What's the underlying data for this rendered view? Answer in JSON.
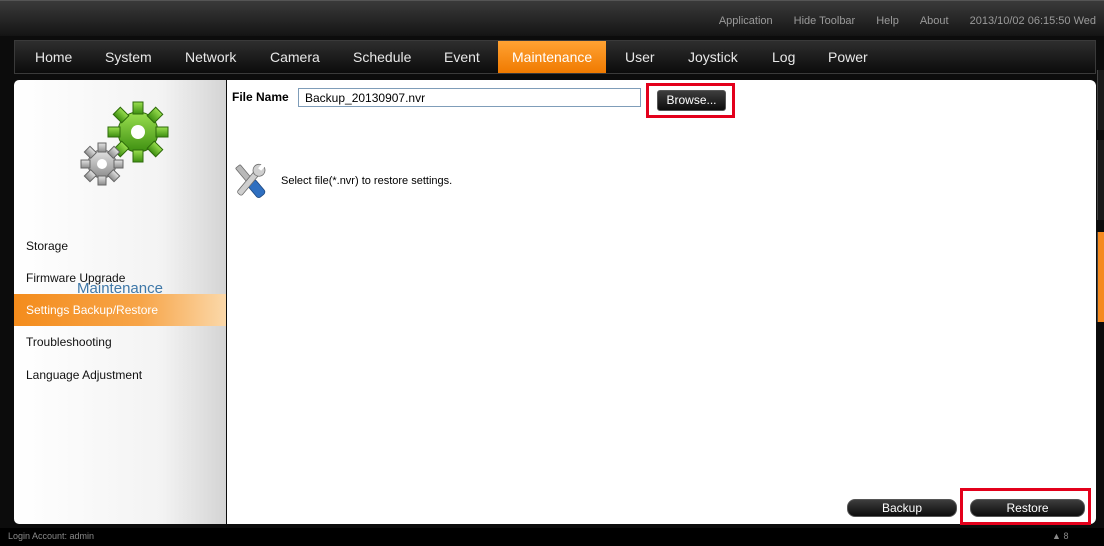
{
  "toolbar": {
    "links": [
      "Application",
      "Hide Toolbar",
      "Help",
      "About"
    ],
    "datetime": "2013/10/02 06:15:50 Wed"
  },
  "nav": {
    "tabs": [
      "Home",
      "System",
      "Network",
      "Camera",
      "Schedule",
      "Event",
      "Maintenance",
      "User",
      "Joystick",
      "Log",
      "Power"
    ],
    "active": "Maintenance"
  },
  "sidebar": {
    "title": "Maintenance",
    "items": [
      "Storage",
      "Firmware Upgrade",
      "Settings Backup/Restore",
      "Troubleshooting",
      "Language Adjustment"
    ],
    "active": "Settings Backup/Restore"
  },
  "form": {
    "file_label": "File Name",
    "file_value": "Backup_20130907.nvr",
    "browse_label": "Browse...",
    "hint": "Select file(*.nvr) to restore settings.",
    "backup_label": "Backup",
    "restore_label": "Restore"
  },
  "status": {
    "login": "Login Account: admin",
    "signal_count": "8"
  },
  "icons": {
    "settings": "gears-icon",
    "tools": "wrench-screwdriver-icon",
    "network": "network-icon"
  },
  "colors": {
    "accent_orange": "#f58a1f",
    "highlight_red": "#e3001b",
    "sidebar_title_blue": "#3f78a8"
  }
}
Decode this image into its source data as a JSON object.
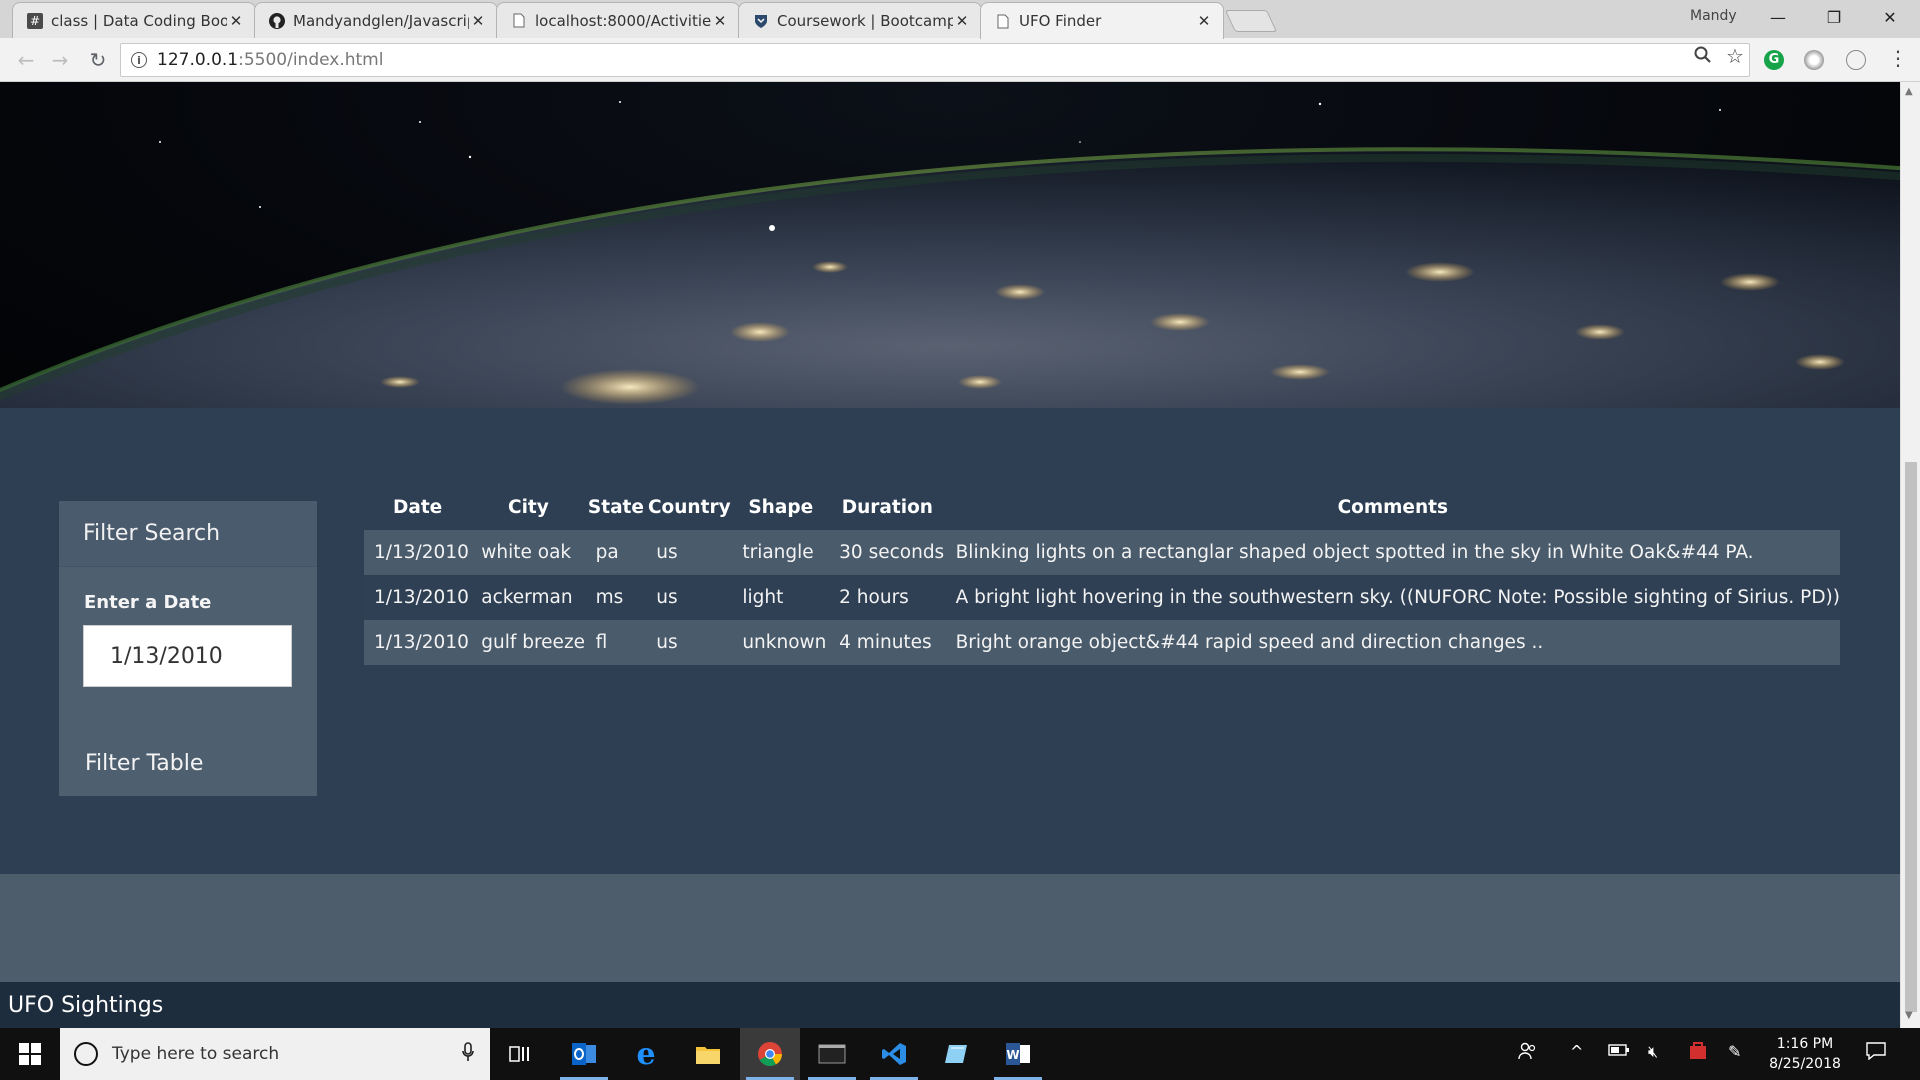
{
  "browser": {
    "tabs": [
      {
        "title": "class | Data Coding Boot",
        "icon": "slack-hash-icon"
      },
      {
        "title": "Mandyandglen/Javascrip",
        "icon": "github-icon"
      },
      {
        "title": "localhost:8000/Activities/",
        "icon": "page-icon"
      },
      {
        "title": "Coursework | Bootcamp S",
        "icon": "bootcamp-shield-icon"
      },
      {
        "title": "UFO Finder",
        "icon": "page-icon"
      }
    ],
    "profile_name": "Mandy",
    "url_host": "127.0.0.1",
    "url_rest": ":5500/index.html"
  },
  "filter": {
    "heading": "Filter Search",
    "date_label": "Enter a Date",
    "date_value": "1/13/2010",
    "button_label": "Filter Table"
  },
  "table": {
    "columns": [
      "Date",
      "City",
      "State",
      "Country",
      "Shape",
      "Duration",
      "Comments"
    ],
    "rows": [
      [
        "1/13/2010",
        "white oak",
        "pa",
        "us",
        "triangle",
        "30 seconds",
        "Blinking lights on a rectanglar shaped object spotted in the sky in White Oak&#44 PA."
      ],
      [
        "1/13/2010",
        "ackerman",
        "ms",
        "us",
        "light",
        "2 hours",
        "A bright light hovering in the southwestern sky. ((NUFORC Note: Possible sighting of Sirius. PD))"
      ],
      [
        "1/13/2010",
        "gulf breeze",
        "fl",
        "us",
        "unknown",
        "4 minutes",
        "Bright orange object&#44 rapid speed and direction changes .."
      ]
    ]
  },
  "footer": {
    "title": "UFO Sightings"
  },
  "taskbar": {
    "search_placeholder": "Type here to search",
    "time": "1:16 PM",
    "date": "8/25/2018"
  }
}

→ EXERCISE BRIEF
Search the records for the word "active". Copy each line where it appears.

→ YOUR RESPONSE
    "active": "Maintenance"
    "active": "Settings Backup/Restore"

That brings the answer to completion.